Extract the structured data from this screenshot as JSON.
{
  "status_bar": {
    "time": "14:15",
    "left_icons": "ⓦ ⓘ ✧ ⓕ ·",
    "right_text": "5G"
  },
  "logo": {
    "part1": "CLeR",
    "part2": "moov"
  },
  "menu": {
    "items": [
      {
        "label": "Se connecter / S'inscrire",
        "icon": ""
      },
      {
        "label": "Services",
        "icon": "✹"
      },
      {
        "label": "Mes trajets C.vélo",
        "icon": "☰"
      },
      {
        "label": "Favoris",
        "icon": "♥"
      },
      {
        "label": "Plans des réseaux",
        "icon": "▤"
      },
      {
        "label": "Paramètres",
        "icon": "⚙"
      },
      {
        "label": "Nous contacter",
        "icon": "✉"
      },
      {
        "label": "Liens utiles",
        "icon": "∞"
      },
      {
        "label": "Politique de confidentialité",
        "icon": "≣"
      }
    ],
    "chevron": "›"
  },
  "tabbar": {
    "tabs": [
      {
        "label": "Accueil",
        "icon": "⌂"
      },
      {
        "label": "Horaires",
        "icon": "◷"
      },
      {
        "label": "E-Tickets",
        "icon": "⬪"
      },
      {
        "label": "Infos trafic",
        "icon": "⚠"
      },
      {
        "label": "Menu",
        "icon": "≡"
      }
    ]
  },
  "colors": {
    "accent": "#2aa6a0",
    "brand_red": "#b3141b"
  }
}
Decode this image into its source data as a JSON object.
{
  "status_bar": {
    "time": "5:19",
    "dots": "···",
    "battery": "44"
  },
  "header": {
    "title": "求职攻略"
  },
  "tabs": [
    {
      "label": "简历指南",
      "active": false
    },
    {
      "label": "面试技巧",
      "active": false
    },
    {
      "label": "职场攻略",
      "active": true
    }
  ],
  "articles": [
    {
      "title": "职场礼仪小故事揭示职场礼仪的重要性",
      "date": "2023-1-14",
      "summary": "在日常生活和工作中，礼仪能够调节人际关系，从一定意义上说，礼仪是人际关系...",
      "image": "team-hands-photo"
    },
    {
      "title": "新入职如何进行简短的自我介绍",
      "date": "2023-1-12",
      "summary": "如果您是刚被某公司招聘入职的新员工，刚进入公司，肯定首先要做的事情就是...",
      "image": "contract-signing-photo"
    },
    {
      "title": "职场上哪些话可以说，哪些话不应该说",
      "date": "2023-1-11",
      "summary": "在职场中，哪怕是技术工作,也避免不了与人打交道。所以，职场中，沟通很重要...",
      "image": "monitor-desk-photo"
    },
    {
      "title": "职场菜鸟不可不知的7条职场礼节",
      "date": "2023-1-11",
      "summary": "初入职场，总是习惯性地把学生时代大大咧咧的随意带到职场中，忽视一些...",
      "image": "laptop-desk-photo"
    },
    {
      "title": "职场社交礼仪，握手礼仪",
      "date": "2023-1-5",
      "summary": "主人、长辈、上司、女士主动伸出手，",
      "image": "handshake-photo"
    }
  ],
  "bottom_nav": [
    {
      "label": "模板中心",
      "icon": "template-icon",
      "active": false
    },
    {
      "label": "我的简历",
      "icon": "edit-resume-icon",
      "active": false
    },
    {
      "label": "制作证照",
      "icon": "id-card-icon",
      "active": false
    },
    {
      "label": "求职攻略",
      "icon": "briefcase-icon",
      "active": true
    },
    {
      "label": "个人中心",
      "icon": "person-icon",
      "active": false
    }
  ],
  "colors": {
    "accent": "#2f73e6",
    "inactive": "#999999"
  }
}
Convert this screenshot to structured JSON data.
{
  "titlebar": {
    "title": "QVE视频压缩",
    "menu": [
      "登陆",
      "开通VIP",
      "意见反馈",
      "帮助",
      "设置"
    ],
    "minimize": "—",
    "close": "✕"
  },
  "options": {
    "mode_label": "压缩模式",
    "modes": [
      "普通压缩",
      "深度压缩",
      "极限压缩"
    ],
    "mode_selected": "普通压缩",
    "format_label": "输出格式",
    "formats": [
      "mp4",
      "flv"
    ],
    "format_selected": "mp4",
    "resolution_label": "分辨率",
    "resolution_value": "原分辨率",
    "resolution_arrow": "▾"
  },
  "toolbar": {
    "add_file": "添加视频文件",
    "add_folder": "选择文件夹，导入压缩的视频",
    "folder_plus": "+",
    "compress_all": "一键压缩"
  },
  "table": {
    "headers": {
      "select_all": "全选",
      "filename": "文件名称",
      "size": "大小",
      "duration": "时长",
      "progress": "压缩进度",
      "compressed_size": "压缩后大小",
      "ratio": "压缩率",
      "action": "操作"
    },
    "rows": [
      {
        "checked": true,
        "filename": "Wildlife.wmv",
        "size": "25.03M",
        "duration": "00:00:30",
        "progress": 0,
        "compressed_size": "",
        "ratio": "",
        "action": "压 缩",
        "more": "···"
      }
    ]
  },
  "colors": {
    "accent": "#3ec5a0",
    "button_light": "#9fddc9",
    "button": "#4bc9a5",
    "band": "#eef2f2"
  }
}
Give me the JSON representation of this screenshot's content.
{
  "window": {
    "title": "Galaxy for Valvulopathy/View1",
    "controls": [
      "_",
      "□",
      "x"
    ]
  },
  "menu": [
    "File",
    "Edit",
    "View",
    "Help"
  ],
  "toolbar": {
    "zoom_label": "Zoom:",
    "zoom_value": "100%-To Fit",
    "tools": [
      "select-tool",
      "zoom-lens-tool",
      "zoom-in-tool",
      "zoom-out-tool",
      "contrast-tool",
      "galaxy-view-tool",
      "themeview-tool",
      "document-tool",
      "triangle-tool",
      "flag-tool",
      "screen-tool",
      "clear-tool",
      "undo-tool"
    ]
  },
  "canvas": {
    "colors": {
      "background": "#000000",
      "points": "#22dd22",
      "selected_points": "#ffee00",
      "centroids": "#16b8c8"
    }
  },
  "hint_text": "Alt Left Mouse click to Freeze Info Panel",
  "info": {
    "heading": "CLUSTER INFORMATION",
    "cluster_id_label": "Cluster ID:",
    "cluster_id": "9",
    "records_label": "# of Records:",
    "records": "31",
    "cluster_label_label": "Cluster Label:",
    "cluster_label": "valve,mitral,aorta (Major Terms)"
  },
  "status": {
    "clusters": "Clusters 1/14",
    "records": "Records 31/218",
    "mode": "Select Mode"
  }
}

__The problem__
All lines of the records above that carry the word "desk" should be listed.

__Written response__
      "image": "monitor-desk-photo"
      "image": "laptop-desk-photo"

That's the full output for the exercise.